Save your Windows system specs into a text file

Ever needed to lookup the specs of your system — say you did a performance test, and want to make sure you're accurately listing the capabilities of your system?

Well, you can always go to the Start Menu and right-click Computer and select properties, then jot that information down. But that's tedious, and kind of limited.

A better way is to use msinfo32 and save to a text file. From the command prompt, do

msinfo32 /report .\sys.txt
And you'll get a file named sys.txt loaded with all your system info. In fact it probably will have more than you really need or want. But you can always prune, right?

The output in sys.txt looks something like:

System Information report written at: 05/08/15 12:02:56
System Name: WIN-AG5SSH5CFJC
[System Summary]

Item Value 
OS Name Microsoft Windows 7 Ultimate 
Version 6.1.7601 Service Pack 1 Build 7601 
Other OS Description  Not Available 
OS Manufacturer Microsoft Corporation 
System Name WIN-AG5SSH5CFJC 
System Manufacturer VMware, Inc. 
System Model VMware Virtual Platform 
System Type X86-based PC 
Processor Intel(R) Core(TM) i7-4850HQ CPU @ 2.30GHz, 2294 Mhz, 1 Core(s), 1 Logical Processor(s) 
BIOS Version/Date Phoenix Technologies LTD 6.00, 5/20/2014 
SMBIOS Version 2.4 
Windows Directory C:\Windows 
System Directory C:\Windows\system32 
Boot Device \Device\HarddiskVolume1 
Locale United States 
Hardware Abstraction Layer Version = "6.1.7601.17514" 
User Name WIN-AG5SSH5CFJC\jar 
Time Zone Mountain Daylight Time 
Installed Physical Memory (RAM) 2.00 GB 
Total Physical Memory 2.00 GB 
Available Physical Memory 25.3 MB 
Total Virtual Memory 4.00 GB 
Available Virtual Memory 1.72 GB 
Page File Space 2.00 GB 
Page File C:\pagefile.sys 

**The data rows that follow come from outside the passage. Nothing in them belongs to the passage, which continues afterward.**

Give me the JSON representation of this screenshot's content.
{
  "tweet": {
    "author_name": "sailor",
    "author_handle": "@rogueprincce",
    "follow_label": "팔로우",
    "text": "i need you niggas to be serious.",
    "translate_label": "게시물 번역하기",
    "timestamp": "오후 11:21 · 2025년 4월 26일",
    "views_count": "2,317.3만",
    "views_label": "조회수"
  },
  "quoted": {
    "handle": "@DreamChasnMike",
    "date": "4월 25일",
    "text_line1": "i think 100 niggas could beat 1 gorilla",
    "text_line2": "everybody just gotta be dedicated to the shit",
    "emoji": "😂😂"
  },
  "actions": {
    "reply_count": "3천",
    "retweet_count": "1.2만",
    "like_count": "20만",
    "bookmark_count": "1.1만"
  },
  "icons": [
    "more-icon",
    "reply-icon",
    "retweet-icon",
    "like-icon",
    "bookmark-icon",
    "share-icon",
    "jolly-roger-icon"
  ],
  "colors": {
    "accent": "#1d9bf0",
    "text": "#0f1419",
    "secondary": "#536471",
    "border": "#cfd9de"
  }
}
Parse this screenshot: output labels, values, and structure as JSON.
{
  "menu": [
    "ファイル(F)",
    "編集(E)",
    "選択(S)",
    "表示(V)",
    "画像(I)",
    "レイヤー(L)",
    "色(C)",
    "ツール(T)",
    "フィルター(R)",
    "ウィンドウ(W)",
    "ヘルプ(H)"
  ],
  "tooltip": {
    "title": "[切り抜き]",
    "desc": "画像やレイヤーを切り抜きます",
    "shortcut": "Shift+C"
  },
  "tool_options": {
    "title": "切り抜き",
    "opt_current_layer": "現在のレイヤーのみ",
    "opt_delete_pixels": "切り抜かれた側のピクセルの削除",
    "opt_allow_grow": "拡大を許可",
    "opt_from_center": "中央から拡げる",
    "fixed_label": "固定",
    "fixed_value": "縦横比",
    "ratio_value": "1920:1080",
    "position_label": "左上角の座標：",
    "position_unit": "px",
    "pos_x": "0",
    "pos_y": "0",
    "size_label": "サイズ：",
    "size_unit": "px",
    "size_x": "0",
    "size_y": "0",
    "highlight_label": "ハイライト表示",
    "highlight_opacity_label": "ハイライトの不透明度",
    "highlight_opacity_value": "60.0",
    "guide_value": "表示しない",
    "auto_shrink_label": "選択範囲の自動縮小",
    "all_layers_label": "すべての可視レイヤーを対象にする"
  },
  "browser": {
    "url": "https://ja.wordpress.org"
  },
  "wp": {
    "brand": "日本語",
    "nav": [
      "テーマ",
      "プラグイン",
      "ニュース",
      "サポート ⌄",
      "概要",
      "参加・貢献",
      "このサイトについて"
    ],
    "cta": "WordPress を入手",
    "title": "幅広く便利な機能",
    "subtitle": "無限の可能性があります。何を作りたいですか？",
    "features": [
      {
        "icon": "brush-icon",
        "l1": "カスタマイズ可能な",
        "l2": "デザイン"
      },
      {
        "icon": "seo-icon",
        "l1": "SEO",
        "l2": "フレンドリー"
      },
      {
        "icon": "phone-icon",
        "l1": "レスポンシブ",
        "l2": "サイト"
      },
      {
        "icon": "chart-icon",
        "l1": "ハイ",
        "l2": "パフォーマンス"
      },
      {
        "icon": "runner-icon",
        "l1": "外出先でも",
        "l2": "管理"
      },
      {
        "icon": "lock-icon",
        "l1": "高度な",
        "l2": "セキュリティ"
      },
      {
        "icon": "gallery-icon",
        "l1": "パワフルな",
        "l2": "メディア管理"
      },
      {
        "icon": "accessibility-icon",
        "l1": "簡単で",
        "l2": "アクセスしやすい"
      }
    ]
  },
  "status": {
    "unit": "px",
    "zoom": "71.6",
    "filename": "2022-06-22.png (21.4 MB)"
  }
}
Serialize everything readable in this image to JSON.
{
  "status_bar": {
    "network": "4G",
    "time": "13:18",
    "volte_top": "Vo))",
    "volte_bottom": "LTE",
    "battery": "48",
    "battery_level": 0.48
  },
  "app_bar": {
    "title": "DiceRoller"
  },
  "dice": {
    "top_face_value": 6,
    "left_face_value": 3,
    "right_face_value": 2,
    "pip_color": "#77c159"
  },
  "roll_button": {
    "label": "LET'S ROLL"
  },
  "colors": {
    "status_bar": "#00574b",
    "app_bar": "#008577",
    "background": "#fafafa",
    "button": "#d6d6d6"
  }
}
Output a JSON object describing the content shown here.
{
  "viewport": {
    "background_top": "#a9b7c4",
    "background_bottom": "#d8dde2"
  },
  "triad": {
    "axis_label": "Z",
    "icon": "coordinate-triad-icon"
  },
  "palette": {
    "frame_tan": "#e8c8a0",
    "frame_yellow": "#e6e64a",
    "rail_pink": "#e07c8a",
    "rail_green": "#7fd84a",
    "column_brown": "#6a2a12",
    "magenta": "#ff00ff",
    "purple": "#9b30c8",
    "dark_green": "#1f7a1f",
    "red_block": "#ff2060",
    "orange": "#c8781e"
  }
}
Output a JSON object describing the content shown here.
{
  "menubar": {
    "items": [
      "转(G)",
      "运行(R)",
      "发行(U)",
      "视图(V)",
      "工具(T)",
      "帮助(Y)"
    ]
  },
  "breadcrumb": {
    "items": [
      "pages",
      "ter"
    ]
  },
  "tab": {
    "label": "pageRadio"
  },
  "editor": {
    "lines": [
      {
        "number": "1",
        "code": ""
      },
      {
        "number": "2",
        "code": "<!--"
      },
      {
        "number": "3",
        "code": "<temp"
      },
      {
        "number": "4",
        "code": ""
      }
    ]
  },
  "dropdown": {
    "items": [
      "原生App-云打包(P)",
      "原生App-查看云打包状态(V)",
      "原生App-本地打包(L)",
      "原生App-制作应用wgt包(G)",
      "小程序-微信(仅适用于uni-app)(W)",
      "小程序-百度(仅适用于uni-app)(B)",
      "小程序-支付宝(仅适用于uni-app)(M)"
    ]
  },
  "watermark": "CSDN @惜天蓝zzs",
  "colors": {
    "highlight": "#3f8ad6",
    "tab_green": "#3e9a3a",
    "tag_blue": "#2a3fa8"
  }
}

[Hardware Resources]

... etc ...
Quite detailed. (The astute among you may also have noticed that I didn't do this on actual hardware ...)

Wednesday, April 15, 2015

Get the version of Xcode from Terminal

You can always just open Xcode to check this, but a much faster way of figuring it out is with a call to xcodebuild from the command-line:
% xcodebuild -version 
Xcode 6.2
Build version 6C131e
As you can see I'm running version 6 at the time of this post.